7 October 1849: Edgar A. Poe, who was found delirious and raving (natch) on the streets of Baltimore three days earlier, died in Baltimore. No one knows for sure what killed him. Again I say, natch. His bloody fingerprints are all over pop culture, having either invented or greatly popularized the short story (sitcoms!), the detective story (procedurals!) and sci-fi (he would have been a fan of Lost). His life (and death) inspired Matthew Pearl's novel The Poe Shadow, as well as the upcoming detective series Poe, and film The Raven, which stars John Cusack!
|It will make you cry. It should.|
7 October 1952: American Bandstand, a music performance show most often associated with its Dorian Gray-esque host Dick Clark, premiered. Until it went off the air in 1989, anyone who was anyone performed on its stage while teenage "regulars" danced below. We're talking acts that ranged from a-ha to Barry White. The show itself became a metonym for teenage culture itself, being referenced or parodied in films like Taxi Driver, Grease, Dead Poets Society, and Can't Buy Me Love. My favorite fictional stand-in for AB has to be "The Corny Collins Show" from Hairspray.

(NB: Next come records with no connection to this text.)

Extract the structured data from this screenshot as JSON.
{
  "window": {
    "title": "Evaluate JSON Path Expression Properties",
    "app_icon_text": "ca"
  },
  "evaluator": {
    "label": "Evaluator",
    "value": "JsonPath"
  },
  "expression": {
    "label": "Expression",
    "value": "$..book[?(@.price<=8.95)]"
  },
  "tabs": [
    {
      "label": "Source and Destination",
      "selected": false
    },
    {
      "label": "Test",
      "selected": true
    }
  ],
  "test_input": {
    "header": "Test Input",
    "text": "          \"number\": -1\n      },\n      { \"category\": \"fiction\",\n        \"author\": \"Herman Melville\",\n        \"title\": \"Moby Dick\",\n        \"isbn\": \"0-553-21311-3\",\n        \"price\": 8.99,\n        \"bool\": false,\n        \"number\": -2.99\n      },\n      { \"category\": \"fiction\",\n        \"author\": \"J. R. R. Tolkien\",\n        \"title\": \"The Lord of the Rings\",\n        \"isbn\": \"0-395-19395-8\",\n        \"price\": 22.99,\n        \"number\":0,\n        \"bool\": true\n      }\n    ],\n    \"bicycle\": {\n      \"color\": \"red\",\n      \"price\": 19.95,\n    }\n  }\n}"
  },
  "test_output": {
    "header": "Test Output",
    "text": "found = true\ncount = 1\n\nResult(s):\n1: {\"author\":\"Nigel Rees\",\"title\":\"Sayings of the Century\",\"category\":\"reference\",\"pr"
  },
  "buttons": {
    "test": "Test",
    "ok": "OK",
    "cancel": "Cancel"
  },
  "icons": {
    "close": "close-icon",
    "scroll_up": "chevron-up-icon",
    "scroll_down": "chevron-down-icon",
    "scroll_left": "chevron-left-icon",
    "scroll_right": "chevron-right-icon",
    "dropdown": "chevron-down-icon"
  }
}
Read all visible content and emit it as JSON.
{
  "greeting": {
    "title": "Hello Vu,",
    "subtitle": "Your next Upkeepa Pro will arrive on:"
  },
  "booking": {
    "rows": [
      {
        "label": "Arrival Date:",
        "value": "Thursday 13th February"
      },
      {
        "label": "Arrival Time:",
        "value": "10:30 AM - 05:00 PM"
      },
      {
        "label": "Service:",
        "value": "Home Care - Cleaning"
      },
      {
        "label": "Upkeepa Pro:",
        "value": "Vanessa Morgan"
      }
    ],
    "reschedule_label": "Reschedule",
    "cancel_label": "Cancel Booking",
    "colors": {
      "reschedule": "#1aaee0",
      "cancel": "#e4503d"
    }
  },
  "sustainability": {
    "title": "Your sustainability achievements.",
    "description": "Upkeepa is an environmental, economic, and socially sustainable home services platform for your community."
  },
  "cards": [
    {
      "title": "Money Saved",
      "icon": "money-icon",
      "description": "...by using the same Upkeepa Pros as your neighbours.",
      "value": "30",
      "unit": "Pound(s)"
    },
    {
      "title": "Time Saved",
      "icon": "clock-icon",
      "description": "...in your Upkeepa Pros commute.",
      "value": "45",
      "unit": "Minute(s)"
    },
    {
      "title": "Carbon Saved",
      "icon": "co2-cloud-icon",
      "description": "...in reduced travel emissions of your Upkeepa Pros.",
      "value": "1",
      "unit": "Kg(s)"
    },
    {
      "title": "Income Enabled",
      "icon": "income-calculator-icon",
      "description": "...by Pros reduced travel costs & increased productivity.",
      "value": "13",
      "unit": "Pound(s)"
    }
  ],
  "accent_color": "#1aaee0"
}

7 October 1955: Allen Ginsberg read his era-defining poem "Howl" for the first time at Six Gallery in San Francisco. I bet it was awesome. Here's a recording of him doing it again a year or so later.